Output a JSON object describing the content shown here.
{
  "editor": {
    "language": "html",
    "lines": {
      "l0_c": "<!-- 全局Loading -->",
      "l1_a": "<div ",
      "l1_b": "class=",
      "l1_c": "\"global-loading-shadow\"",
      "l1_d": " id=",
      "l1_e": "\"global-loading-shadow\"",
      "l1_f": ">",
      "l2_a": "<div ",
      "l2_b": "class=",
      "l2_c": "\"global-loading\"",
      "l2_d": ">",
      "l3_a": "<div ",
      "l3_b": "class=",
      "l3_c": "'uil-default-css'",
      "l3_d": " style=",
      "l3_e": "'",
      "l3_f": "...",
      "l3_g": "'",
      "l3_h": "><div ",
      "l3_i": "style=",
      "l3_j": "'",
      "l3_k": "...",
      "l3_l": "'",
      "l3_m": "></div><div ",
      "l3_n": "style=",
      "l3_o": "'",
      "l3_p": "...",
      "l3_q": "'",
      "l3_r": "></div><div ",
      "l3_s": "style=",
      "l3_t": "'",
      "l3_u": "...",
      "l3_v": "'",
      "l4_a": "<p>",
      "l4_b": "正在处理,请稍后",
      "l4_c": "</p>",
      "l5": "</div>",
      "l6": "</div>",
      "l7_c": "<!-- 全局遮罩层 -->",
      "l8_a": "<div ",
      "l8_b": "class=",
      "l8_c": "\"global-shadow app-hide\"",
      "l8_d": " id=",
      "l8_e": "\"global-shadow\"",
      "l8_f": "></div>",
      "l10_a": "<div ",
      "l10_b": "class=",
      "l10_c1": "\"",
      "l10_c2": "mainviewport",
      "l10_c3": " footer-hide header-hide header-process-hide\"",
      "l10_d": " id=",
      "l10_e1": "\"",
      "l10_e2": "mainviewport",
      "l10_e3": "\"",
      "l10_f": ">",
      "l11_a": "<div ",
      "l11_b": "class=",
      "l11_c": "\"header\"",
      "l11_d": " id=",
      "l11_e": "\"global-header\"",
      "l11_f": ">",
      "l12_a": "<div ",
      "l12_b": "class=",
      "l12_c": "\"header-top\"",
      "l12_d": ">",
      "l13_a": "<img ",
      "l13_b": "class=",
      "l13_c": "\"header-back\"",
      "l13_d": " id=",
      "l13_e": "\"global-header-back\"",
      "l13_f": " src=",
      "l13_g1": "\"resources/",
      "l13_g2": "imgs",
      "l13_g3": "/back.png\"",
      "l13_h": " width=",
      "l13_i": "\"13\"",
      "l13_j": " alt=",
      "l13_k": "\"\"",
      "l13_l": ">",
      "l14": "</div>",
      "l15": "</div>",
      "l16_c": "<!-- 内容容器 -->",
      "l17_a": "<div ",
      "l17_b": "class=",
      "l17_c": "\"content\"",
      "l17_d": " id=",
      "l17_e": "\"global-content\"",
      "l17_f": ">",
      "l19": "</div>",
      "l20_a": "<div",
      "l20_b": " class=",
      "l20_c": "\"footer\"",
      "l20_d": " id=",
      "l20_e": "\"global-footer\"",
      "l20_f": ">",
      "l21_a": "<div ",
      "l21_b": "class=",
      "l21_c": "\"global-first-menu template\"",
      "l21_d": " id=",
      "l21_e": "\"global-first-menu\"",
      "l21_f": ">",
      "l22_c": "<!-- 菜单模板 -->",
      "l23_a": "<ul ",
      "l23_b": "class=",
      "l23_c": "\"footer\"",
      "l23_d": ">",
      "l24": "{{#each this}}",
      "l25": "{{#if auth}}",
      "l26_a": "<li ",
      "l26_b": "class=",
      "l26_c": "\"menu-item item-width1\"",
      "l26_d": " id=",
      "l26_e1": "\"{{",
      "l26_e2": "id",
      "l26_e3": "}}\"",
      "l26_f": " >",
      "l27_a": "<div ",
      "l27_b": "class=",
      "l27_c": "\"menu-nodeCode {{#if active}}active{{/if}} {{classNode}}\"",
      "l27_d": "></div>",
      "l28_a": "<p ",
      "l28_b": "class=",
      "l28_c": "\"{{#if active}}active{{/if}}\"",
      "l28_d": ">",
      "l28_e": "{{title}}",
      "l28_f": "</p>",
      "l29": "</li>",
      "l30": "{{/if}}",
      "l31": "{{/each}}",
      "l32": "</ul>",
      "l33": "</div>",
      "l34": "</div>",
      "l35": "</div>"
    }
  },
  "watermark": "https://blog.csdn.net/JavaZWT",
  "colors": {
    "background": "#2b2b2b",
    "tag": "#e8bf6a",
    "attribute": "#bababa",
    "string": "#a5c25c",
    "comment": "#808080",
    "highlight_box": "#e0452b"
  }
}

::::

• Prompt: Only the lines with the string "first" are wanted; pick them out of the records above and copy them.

• Solved exercise:
      "l21_c": "\"global-first-menu template\"",
      "l21_e": "\"global-first-menu\"",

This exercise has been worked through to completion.